After arriving in Chicago, King Oliver played with William Manual Johnson’s band. But after a few years, he felt the need to spread his wings and created his own jazz band. In 1922, the King Oliver Creole Band officially formed. The band’s biggest performance that year was opening at Lincoln Gardens. By the summer, Oliver sent for Louis Armstrong to come play second cornet. Soon the band gained local popularity, which landed the band its first opportunity to record with Gennett Records in 1923.
The members of band were King Oliver (1st cornet), Louis Armstrong (2nd cornet), Honore Dutrey (trombone), Johnny Dodds (clarinet), Lilian Hardin (piano), Baby Dodds (drums), and Bill Johnson (bass). During the band’s first session with Gennett Records, nine of the group’s notable songs were recorded. Some of the songs recorded were “Dipper Mouth Blues”, “Just Gone”, “Canal Street Blues”, and “Snake Rag”. Once released, King Oliver’s Creole Jazz Band became known for their New Orleans sound and intertwining duets between Louis and Oliver. New Orleans Jazz had officially come to Chicago and the audience didn’t know what had hit them!
As the King Oliver Creole Jazz Band grew in popularity so did the popularity of one band member, Louis Armstrong. Audiences were enamored with his talent, so naturally Louis began to form his own reputation apart from the group. Louis’ popularity became a point of contingence between him and Oliver, causing major problems among the band. To make matters worst, the band also was falling on some financial problems. So in late 1923, the King Oliver Creole Jazz Band officially disbanded. Although, the life of the band was short, King Oliver’s ensemble left a huge impact. King Oliver and the band expanded jazz music out of New Orleans while also creating their own original sound.

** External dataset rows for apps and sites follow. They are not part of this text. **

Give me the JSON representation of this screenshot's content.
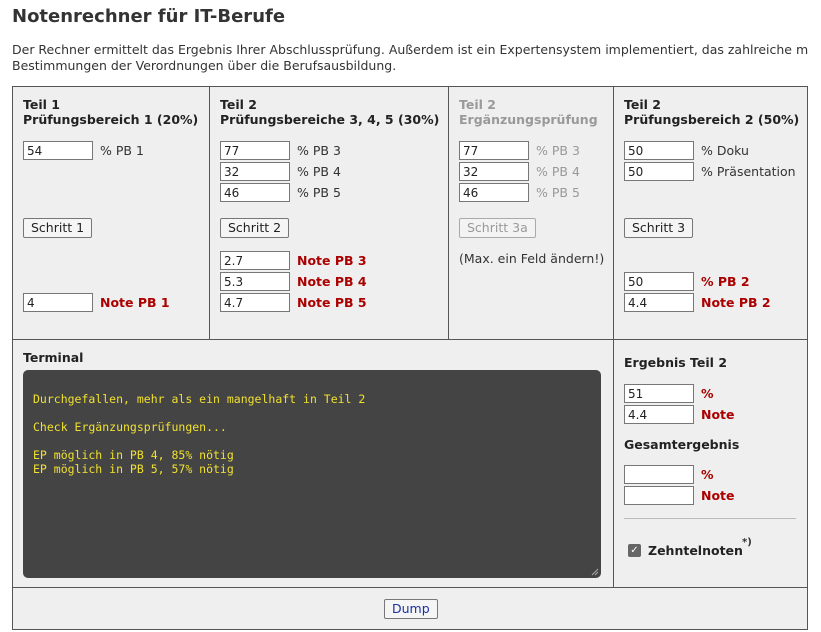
{
  "page": {
    "title": "Notenrechner für IT-Berufe",
    "intro_line1": "Der Rechner ermittelt das Ergebnis Ihrer Abschlussprüfung. Außerdem ist ein Expertensystem implementiert, das zahlreiche m",
    "intro_line2": "Bestimmungen der Verordnungen über die Berufsausbildung."
  },
  "teil1": {
    "head1": "Teil 1",
    "head2": "Prüfungsbereich 1 (20%)",
    "pb1_value": "54",
    "pb1_label": "% PB 1",
    "button": "Schritt 1",
    "note_value": "4",
    "note_label": "Note PB 1"
  },
  "teil2a": {
    "head1": "Teil 2",
    "head2": "Prüfungsbereiche 3, 4, 5 (30%)",
    "pb3_value": "77",
    "pb3_label": "% PB 3",
    "pb4_value": "32",
    "pb4_label": "% PB 4",
    "pb5_value": "46",
    "pb5_label": "% PB 5",
    "button": "Schritt 2",
    "note3_value": "2.7",
    "note3_label": "Note PB 3",
    "note4_value": "5.3",
    "note4_label": "Note PB 4",
    "note5_value": "4.7",
    "note5_label": "Note PB 5"
  },
  "ergaenzung": {
    "head1": "Teil 2",
    "head2": "Ergänzungsprüfung",
    "pb3_value": "77",
    "pb3_label": "% PB 3",
    "pb4_value": "32",
    "pb4_label": "% PB 4",
    "pb5_value": "46",
    "pb5_label": "% PB 5",
    "button": "Schritt 3a",
    "hint": "(Max. ein Feld ändern!)"
  },
  "teil2b": {
    "head1": "Teil 2",
    "head2": "Prüfungsbereich 2 (50%)",
    "doku_value": "50",
    "doku_label": "% Doku",
    "praes_value": "50",
    "praes_label": "% Präsentation",
    "button": "Schritt 3",
    "pb2_value": "50",
    "pb2_label": "% PB 2",
    "note_value": "4.4",
    "note_label": "Note PB 2"
  },
  "terminal": {
    "title": "Terminal",
    "lines": [
      "Durchgefallen, mehr als ein mangelhaft in Teil 2",
      "",
      "Check Ergänzungsprüfungen...",
      "",
      "EP möglich in PB 4, 85% nötig",
      "EP möglich in PB 5, 57% nötig"
    ]
  },
  "result": {
    "teil2_title": "Ergebnis Teil 2",
    "teil2_percent_value": "51",
    "percent_label": "%",
    "teil2_note_value": "4.4",
    "note_label": "Note",
    "gesamt_title": "Gesamtergebnis",
    "gesamt_percent_value": "",
    "gesamt_note_value": "",
    "zehntel_label": "Zehntelnoten",
    "zehntel_mark": "*)",
    "zehntel_checked": true
  },
  "footer": {
    "dump_button": "Dump"
  }
}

Due to work of King Oliver, jazz was transformed and the world has come to know the great talent of Louis Armstrong.